### [Task brief]
Write out each line of the records that has "File" in it.

______

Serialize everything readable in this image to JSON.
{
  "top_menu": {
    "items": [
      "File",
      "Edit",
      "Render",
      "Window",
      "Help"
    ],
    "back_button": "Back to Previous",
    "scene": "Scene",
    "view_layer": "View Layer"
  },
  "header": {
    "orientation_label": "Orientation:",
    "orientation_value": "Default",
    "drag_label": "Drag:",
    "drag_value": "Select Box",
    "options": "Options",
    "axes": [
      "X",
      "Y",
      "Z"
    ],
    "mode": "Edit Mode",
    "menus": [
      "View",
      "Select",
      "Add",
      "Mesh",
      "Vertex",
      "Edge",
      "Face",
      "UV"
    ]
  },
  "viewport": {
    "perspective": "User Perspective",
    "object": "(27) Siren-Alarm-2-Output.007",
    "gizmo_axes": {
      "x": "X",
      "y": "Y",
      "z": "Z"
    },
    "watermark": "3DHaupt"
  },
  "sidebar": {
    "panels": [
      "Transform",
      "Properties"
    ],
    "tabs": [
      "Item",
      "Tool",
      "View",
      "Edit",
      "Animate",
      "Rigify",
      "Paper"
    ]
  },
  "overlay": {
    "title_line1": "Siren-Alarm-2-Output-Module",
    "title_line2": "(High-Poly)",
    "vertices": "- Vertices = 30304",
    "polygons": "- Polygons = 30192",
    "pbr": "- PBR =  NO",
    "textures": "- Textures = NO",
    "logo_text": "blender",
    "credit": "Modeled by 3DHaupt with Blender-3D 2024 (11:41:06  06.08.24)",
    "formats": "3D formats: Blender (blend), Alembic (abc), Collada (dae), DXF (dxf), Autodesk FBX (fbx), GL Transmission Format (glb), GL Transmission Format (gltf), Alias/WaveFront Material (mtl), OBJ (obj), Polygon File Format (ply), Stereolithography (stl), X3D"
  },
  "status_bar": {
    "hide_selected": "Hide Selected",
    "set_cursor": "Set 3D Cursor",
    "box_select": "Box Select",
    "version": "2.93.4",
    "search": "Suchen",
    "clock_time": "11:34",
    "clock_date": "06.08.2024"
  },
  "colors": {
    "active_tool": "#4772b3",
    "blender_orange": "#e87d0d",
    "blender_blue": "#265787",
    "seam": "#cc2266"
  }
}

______

### [Output of the task]
      "File",
    "formats": "3D formats: Blender (blend), Alembic (abc), Collada (dae), DXF (dxf), Autodesk FBX (fbx), GL Transmission Format (glb), GL Transmission Format (gltf), Alias/WaveFront Material (mtl), OBJ (obj), Polygon File Format (ply), Stereolithography (stl), X3D"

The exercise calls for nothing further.